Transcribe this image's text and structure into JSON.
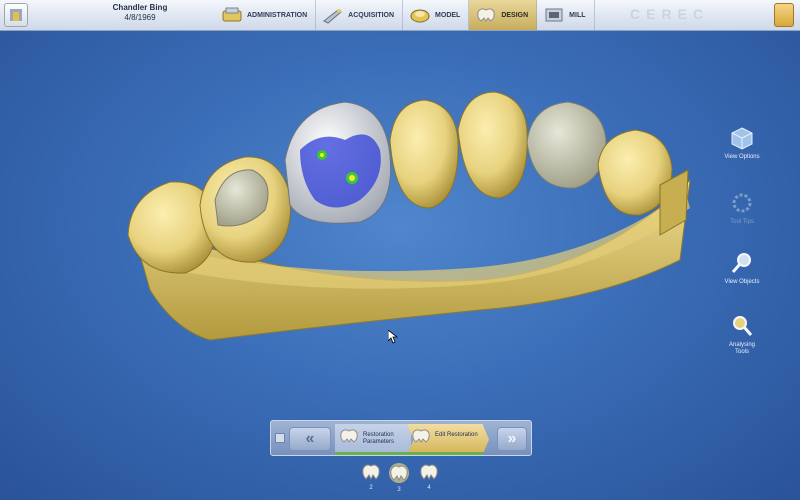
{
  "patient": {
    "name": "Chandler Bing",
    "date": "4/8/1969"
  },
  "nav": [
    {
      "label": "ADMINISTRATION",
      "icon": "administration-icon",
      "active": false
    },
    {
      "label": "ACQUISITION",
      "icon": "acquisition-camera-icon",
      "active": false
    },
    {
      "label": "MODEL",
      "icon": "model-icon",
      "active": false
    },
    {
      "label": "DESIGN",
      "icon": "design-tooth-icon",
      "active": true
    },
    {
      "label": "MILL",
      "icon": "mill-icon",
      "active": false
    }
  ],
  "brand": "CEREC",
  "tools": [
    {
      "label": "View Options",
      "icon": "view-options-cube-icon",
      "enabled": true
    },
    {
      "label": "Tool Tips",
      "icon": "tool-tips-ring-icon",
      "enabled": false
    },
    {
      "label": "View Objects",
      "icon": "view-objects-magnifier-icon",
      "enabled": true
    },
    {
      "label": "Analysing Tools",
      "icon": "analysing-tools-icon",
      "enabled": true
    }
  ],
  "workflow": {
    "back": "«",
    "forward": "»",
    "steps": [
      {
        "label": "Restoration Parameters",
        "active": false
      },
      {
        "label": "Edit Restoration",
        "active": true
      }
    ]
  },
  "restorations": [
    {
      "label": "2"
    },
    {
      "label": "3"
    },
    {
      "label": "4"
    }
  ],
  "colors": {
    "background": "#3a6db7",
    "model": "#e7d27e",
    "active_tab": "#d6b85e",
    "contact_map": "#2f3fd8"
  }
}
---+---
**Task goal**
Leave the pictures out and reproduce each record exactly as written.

**Output for this exercise**
Transcribe this image's text and structure into JSON.
{
  "patient": {
    "name": "Chandler Bing",
    "date": "4/8/1969"
  },
  "nav": [
    {
      "label": "ADMINISTRATION",
      "icon": "administration-icon",
      "active": false
    },
    {
      "label": "ACQUISITION",
      "icon": "acquisition-camera-icon",
      "active": false
    },
    {
      "label": "MODEL",
      "icon": "model-icon",
      "active": false
    },
    {
      "label": "DESIGN",
      "icon": "design-tooth-icon",
      "active": true
    },
    {
      "label": "MILL",
      "icon": "mill-icon",
      "active": false
    }
  ],
  "brand": "CEREC",
  "tools": [
    {
      "label": "View Options",
      "icon": "view-options-cube-icon",
      "enabled": true
    },
    {
      "label": "Tool Tips",
      "icon": "tool-tips-ring-icon",
      "enabled": false
    },
    {
      "label": "View Objects",
      "icon": "view-objects-magnifier-icon",
      "enabled": true
    },
    {
      "label": "Analysing Tools",
      "icon": "analysing-tools-icon",
      "enabled": true
    }
  ],
  "workflow": {
    "back": "«",
    "forward": "»",
    "steps": [
      {
        "label": "Restoration Parameters",
        "active": false
      },
      {
        "label": "Edit Restoration",
        "active": true
      }
    ]
  },
  "restorations": [
    {
      "label": "2"
    },
    {
      "label": "3"
    },
    {
      "label": "4"
    }
  ],
  "colors": {
    "background": "#3a6db7",
    "model": "#e7d27e",
    "active_tab": "#d6b85e",
    "contact_map": "#2f3fd8"
  }
}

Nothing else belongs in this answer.